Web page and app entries
※ ※ ※

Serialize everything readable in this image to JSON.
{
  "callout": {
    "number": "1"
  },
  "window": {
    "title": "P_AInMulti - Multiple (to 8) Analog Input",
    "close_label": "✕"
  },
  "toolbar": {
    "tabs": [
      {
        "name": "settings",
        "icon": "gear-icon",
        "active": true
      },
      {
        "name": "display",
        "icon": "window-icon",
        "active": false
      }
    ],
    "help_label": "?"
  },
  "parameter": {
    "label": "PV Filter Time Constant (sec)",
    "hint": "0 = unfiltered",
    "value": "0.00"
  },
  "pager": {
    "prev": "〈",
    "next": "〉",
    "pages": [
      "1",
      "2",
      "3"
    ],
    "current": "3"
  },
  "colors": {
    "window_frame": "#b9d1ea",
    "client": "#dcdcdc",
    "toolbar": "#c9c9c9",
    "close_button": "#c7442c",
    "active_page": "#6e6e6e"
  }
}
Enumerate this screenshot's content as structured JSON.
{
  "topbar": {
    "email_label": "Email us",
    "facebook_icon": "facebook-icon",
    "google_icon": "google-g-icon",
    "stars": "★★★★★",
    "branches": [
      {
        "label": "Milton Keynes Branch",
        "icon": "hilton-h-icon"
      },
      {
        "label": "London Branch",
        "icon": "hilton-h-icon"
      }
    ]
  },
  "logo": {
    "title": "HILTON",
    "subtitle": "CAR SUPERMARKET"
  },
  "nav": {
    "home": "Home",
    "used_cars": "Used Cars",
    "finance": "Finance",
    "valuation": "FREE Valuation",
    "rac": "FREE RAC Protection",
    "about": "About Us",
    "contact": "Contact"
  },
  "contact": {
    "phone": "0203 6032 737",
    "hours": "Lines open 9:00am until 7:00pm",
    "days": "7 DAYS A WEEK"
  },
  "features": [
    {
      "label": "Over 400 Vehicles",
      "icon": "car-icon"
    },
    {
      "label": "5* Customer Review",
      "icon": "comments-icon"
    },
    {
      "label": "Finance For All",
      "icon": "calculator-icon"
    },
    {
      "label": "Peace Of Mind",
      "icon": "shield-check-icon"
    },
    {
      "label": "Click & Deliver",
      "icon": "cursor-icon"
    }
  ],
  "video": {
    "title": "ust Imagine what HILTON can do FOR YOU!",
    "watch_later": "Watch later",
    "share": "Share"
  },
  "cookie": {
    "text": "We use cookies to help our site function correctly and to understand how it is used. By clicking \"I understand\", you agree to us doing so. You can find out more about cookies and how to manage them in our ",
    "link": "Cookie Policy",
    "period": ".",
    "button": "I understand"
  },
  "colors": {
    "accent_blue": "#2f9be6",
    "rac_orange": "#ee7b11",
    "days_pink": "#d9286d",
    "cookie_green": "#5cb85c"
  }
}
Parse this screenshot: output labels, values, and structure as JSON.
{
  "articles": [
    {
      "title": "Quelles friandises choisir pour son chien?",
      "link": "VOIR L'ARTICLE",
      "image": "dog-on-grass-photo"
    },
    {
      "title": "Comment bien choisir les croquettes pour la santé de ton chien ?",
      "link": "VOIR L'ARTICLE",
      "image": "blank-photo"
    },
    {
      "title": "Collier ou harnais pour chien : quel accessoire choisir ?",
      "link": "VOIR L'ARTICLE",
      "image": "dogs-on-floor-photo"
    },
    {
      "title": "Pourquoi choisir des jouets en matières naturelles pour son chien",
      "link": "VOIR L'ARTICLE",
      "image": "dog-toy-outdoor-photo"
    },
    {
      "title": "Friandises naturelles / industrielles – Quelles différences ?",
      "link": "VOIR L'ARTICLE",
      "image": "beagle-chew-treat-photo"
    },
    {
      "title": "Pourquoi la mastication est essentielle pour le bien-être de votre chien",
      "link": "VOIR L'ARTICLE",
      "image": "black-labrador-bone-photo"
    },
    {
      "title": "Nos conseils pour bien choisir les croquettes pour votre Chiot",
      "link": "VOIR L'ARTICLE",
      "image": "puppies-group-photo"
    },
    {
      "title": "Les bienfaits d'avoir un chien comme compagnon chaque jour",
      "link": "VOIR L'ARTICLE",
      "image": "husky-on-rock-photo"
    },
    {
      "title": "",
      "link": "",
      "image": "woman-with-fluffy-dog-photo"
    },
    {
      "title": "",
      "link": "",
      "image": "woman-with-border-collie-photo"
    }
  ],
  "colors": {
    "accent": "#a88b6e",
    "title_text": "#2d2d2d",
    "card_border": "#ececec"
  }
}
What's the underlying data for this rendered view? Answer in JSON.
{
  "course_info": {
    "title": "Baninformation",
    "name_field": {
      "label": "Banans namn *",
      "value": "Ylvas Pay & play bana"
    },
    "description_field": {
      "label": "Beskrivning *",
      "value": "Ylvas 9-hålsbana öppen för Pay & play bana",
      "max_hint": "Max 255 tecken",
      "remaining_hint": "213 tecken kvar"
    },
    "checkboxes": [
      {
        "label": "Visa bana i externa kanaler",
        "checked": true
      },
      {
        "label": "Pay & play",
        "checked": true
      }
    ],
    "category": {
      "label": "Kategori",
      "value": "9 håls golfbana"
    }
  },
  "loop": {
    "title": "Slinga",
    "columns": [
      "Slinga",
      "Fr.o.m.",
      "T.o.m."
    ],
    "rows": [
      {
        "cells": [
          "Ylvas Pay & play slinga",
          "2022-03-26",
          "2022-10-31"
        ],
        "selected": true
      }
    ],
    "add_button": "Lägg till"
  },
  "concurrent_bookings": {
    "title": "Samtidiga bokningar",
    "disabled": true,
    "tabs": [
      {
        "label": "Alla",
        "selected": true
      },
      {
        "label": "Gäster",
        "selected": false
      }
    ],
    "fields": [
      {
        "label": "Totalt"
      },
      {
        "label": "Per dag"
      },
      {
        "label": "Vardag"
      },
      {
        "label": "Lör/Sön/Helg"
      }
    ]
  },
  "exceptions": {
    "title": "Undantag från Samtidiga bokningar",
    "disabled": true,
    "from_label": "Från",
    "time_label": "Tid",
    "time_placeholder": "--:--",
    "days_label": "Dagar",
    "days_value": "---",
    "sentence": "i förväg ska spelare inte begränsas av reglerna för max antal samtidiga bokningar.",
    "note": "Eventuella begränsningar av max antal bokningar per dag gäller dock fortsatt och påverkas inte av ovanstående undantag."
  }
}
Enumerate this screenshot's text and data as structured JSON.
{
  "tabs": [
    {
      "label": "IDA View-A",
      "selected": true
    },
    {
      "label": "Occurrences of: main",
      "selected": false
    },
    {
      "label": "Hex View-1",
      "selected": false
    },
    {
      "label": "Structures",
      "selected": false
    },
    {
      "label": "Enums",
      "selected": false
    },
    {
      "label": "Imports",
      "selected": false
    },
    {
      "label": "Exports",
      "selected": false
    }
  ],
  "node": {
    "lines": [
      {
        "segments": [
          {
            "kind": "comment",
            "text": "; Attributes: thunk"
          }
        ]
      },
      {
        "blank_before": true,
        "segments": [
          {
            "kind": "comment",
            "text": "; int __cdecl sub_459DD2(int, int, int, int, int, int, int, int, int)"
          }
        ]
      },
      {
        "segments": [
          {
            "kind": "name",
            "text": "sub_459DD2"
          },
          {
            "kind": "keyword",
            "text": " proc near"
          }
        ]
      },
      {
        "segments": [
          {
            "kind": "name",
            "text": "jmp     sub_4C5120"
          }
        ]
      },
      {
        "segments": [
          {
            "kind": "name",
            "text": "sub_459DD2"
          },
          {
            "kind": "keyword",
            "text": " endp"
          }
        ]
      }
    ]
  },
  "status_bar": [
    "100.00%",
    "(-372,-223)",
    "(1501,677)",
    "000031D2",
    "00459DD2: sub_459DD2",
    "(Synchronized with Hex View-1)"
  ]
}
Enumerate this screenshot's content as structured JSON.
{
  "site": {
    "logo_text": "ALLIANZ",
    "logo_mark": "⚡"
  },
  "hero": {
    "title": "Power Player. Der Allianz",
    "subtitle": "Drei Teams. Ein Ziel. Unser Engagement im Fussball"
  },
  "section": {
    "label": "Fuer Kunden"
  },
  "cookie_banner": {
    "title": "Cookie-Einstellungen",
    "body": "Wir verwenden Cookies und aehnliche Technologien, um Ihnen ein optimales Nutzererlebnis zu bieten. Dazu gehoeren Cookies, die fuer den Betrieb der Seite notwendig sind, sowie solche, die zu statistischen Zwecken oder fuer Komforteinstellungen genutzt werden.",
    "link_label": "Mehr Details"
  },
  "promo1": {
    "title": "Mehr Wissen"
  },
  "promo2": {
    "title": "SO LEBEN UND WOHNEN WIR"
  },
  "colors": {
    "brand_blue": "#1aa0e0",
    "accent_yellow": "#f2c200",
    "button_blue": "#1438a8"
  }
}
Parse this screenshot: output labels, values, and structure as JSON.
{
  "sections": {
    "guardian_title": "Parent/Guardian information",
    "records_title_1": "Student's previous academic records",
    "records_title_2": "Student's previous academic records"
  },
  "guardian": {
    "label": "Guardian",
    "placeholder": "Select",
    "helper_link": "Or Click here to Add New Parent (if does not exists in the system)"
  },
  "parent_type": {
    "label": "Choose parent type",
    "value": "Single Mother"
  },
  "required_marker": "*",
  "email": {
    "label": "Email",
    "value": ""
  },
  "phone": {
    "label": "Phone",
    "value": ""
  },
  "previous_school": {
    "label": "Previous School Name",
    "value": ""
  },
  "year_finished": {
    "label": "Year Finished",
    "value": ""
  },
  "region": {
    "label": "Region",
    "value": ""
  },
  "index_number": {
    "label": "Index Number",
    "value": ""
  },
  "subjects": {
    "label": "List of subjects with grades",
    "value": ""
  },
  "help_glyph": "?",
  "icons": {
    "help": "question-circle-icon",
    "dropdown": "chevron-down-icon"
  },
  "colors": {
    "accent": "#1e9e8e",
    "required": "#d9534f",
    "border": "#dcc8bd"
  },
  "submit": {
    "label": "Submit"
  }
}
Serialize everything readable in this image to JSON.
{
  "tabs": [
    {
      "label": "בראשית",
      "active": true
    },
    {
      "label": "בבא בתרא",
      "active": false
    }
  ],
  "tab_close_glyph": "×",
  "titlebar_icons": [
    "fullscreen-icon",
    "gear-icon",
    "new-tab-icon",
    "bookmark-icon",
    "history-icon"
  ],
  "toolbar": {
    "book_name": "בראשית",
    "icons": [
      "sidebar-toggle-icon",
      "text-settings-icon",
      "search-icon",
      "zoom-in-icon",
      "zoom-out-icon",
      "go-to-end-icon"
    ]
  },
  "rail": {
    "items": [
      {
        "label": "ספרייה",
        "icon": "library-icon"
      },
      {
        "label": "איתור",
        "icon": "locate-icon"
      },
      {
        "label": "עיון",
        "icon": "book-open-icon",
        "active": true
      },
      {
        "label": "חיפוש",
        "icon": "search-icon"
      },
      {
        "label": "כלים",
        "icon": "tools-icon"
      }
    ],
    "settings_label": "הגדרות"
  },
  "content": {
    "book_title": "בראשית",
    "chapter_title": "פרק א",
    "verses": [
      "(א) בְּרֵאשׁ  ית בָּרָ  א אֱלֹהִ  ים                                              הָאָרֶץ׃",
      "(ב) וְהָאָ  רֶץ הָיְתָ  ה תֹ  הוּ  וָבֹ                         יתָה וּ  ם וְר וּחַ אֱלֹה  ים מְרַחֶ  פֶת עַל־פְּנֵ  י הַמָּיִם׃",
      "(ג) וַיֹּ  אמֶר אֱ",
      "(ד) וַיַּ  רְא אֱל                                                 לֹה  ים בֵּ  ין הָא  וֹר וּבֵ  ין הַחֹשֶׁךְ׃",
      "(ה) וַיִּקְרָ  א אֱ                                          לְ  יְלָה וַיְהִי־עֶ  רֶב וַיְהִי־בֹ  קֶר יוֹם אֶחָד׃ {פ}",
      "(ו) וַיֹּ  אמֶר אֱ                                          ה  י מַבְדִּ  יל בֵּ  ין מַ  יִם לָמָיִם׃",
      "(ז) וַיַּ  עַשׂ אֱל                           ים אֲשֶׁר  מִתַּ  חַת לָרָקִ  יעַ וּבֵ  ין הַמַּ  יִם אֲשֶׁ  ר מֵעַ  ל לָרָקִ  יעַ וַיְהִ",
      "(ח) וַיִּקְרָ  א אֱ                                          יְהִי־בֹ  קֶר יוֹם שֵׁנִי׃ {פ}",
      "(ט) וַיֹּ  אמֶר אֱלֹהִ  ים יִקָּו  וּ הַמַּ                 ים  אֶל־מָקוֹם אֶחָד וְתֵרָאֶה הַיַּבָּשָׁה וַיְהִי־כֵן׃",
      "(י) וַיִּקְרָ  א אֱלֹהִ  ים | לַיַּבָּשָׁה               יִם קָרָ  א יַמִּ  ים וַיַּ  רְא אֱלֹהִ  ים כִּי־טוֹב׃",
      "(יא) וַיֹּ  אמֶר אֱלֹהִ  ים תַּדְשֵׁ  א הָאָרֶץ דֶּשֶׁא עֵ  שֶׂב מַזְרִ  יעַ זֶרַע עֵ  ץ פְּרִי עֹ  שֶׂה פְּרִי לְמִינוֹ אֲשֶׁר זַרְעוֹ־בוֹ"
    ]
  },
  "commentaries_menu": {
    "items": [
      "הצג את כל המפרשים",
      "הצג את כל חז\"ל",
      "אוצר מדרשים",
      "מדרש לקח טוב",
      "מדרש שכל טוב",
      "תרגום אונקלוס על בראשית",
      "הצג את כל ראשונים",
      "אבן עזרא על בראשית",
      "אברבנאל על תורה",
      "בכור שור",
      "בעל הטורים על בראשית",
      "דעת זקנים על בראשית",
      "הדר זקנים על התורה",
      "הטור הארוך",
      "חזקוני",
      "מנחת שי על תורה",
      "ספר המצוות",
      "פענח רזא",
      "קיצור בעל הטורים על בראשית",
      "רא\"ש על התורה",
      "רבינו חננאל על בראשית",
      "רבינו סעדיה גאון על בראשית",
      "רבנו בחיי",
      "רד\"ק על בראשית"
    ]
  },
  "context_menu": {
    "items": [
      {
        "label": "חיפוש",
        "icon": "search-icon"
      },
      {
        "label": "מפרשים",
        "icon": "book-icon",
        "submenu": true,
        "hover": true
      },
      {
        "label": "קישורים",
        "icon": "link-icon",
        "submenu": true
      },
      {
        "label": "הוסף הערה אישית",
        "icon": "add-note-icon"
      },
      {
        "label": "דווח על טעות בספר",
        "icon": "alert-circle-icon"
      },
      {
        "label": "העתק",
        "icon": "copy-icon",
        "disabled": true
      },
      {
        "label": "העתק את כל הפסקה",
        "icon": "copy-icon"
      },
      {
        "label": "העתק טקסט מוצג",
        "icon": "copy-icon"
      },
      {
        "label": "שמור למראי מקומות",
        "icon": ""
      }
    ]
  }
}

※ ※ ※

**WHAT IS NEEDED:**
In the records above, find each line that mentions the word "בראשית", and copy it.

**YOUR SOLUTION:**
      "label": "בראשית",
    "book_name": "בראשית",
    "book_title": "בראשית",
      "תרגום אונקלוס על בראשית",
      "אבן עזרא על בראשית",
      "בעל הטורים על בראשית",
      "דעת זקנים על בראשית",
      "קיצור בעל הטורים על בראשית",
      "רבינו חננאל על בראשית",
      "רבינו סעדיה גאון על בראשית",
      "רד\"ק על בראשית"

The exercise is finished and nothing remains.